Nebraska Legislature Overrides Governor, Outlaws Death Penalty

Nebraska's legislature has voted to outlaw the death penalty in the state. REUTERS/Arizona Department of Corrections/Handout

The legislature of Nebraska has, by a vote of 30-19, overridden a veto by Governor Pete Ricketts and abolished the death penalty in the state. Nebraska will join 18 other states and the District of Columbia in outlawing the practice. Thirty-two states still allow it.

The harshest punishment in the state will now be life imprisonment without the possibility of parole.

Unlike many states in which the death penalty is banned, Nebraska has long been a reliable Republican stronghold. But "a switch among conservatives" had given the effort to get rid of the penalty "a big push," State Senator Ernie Chambers told the Los Angeles Times.

Ricketts, known as a Tea Party Republican, said a ban would "put the safety of the public and Nebraska families at risk," The New York Times reports.

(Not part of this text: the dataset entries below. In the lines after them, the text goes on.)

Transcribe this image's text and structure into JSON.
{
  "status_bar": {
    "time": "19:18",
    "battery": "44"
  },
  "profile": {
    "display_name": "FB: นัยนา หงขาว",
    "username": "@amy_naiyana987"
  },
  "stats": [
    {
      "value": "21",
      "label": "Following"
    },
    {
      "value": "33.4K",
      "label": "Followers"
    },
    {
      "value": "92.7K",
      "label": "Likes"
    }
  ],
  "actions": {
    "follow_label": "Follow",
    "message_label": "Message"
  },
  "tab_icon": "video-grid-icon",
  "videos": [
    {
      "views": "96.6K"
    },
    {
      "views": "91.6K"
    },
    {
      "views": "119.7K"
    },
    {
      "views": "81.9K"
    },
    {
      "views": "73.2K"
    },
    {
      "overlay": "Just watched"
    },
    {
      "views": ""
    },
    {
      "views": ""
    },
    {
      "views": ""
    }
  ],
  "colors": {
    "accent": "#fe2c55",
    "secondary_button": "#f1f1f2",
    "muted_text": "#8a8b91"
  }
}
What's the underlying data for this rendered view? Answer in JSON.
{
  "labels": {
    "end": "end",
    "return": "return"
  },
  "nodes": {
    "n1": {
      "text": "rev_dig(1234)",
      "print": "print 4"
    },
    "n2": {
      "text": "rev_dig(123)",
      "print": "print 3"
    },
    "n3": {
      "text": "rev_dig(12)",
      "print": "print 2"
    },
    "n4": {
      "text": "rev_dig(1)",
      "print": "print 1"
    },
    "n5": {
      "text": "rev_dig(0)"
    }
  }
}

There are currently 11 men on death row in Nebraska. The state has not executed a prisoner since 1997.